The Brunswick, in Bloomsbury, has been a cause célèbre for years now, awaiting some kind of transformative action to give it new life, but hotly contested at every step.
After Allied London took over the freehold and ownership of the shopping precinct in 1999, it became a remarkable example of an architectural icon re-entrusted to its author after a 30-year absence. Not only were Hodgkinson's new designs vehemently criticised from certain quarters, but a decision was finally taken to list the building, ensuring its 'protection' from future alterations.
Despite its success in obtaining the approval of both English Heritage and Camden's planning department, Allied London's intentions still seem unclear; more shops than ever stand empty and the concrete monolith looks increasingly bleak and unkempt. Until last week, that is, when a group of determined residents pulled off a momentary transformation of the building.

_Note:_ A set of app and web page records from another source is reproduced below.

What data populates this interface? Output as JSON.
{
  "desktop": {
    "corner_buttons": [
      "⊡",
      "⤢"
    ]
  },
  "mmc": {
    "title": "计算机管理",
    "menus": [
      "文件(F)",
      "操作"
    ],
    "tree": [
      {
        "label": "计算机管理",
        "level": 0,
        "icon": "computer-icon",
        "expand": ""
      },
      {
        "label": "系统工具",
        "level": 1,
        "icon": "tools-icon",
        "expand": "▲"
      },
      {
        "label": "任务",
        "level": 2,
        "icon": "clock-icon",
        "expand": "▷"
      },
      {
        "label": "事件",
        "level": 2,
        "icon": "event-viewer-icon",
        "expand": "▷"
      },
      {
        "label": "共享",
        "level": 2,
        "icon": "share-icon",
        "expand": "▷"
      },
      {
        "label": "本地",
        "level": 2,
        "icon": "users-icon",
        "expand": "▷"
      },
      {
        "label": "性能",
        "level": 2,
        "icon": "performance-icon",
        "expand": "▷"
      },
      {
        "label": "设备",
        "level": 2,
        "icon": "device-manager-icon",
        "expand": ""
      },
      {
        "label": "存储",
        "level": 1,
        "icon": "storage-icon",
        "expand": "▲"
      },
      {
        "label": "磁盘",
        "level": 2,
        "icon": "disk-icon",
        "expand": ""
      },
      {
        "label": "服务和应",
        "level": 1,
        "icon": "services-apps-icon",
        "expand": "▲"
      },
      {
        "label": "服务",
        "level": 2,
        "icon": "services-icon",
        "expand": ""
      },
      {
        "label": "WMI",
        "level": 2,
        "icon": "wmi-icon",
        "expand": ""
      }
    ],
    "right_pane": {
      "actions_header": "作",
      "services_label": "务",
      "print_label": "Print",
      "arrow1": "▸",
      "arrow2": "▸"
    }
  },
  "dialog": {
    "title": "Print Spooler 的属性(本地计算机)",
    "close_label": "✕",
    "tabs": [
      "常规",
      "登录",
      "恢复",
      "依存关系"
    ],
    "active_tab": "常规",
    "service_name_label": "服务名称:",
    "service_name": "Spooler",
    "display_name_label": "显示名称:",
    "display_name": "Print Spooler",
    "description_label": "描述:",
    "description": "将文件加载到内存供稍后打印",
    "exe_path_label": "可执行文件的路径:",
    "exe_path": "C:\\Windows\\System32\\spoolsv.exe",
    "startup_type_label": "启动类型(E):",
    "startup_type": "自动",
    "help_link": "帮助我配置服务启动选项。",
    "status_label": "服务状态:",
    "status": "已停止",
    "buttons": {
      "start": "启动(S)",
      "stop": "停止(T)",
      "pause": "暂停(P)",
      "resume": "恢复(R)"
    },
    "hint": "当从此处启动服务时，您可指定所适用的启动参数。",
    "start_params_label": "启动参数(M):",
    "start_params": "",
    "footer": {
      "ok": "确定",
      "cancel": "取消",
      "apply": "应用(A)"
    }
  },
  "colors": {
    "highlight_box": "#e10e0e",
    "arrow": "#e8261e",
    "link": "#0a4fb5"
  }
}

'Visions of Space and Sanctuary' was a series of artists' interventions in the building, which demonstrated its vitality at an experiential level, and its continuing relevance to debates about the architecture of urban inhabitation. At the same time, it made a clear statement about the building's cultural status as an architectural monument set apart from the normality of the dwellings in which most people live out their lives.
When I carried out ethnographic research at the Brunswick two years ago, it was striking how the housing and shopping complex seemed to act as a stimulant to the imaginations of those involved with it - a rare effect in modern-day social housing. It was this phenomenon that became manifest in the artworks located along the terraces and first floor areas of the building; areas which the public does not normally have access to, but which, in the original scheme, were public gardens.
The mere act of traversing these upper-level spaces significantly altered one's perception of the Brunswick, reinstating a multi-dimensional spatial hierarchy, while the experience of encountering these pockets of creative intervention engendered a great awareness of the pleasure of haptic discovery of the building. The sense of playfulness and artifice provided a powerful counterpoint to the standard narrative of defensible space, and its litany of dangers lurking in dark corners, long walkways and twisting staircases.
In this representation, such locations became sites of an intimate tea for two, of a video installation seen through a peephole, fusing the concrete surfaces of the building with the animate flesh of the human body, or an archaeological excavation of those surfaces to reveal the traces of human presence in contrasting material forms (such as wallpaper). The familiar portico was draped in a red, flowing veil. Together, these works dressed up and civilised the exposed body of a building never intended to be left in a raw, unclothed state.
'The Brunswick Project: Visions of Space and Sanctuary', was at the Brunswick Centre between 46 April. Visit www. thebrunswickproject. co. uk